The American School: Artists and Status in the Late Colonial and Early National Era by Susan Rather
Thu. January 28, 2016
The American School: Artists and Status in the Late Colonial and Early National Era
What did it mean to be an American artist in the 18th- and early-19th-century transatlantic world? In this first comprehensive art-historical study of the subject, Susan Rather examines the status of artists from different geographical, professional, and material perspectives: portrait painting in Boston and London, the trade of art in Philadelphia and New York, the negotiability and usefulness of colonial American identity in Italy and London, and the shifting representation of artists in and from the former British colonies after the Revolutionary War, when London remained the most important cultural touchstone. The book interweaves nuanced analysis of well-known artists (John Singleton Copley, Benjamin West, and Gilbert Stuart, among others) with accounts of non-elite painters and ephemeral texts and images such as painted signs and advertisements, all well represented in this richly illustrated book. Throughout, Rather questions the validity of the term "American,” which she sees as provisional—the product of an evolving, multifaceted cultural construction.
Congratulations to our faculty promotions!
Thu. January 28, 2016
Eddie Chambers, now full Professor of Art History, has been promoted after only two years in rank as associate professor.
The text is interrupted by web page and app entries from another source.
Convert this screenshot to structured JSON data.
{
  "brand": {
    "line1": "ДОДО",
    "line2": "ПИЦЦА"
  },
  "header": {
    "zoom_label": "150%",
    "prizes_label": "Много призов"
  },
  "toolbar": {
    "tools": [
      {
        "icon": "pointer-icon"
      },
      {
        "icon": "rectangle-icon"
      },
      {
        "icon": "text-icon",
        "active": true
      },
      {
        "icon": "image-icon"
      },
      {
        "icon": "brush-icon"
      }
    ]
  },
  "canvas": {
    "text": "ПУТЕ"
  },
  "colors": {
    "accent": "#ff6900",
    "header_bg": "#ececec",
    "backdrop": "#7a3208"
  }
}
His 2014 book, Black Artists in British Art: A History from 1950–Present was described by a distinguished referee as “a dazzling account of the history that [Chambers] knows so well and in which he has played such a major role” as a former artist, curator and critic.
Susan Rather, now full Professor of Art History, completed—after many years of meticulous, multi-disciplinary research—a massive book titled The American School: Artists and Status in the Late Colonial and Early National Era, newly released by Yale University Press. A Harvard referee described this beautifully written book as "the essential reference on the topic.”
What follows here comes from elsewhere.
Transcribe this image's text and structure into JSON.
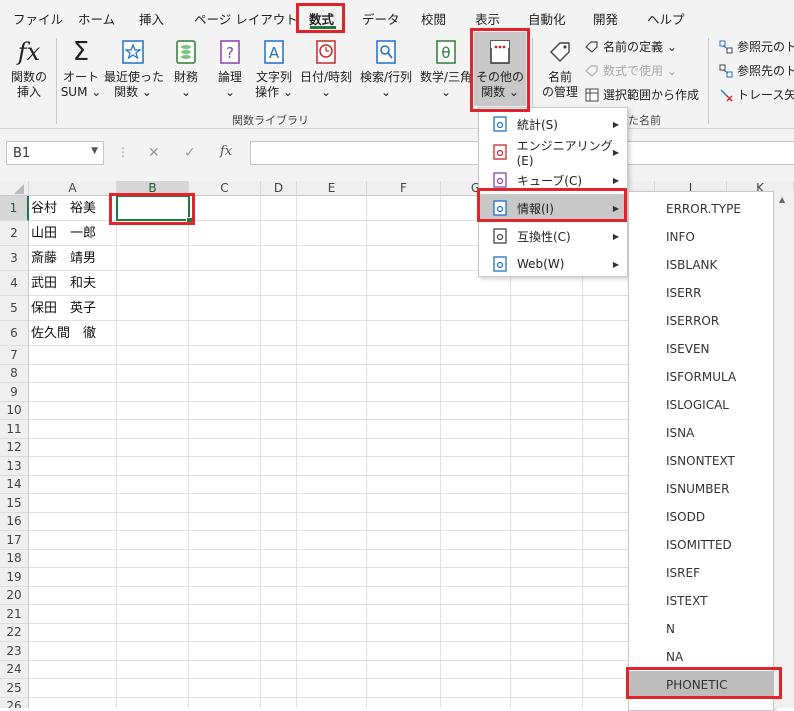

Jason Urban, now Senior Lecturer of Studio Art, is a consistently fantastic undergraduate teacher who is credited by his chair and colleagues with energizing the Printmaking program and restructuring part of the freshmen curriculum. He is a widely exhibited artist, also known nationally for curating the online blog Printeresting and organizing national print exhibitions. Urban has taught in Plan II and developed numerous freshmen Signature Course.
Additionally noteworthy news from 2015 includes Professor Stephennie Mulder's Hamilton Book Award for Shrines of the Alids in Medieval Syria: Sunnis, Shi’ls and the Architecture of Coexistence. This was the fifth Hamilton Book Award won by a faculty member in Art History, more than any other single department or college at The University of Texas at Austin. Jack Risley was also newly named as the Meredith and Cornelia Long Chair in Art and Art History.
***Faculty promotions are effective fall 2016***
Faculty, alumni and students present work at MASS Gallery
Fri. February 26, 2016
Staycation opens January 22, 2016 at MASS Gallery. The exhibition includes work by Jeana Baumgardner, Anthony Creeden (M.F.A. candidate in Studio Art), Ryan Davis (B.F.A. Studio Art, 2006), Caitlin Halloran (M.F.A. candidate in Studio Art), Dan Sutherland (associate professor of Studio Art), and Raymond Uhlir (B.F.A. Studio Art, 2002). Staycation will be on view through February 27, 2016.
The exhibition was featured in the Austin American-Statesman.
Kristin Lucas presents work in group exhibition at Diverse Works
Wed. January 13, 2016
Kristin Lucas present work in a group exhibition entitled, What Shall We Do Next?, at Diverse Works. The exhibition will be on view January 15 – March 19, 2016.
Bogdan P. K. Perzyński presents solo exhibition at Liliana Bloch Gallery
Mon. January 4, 2016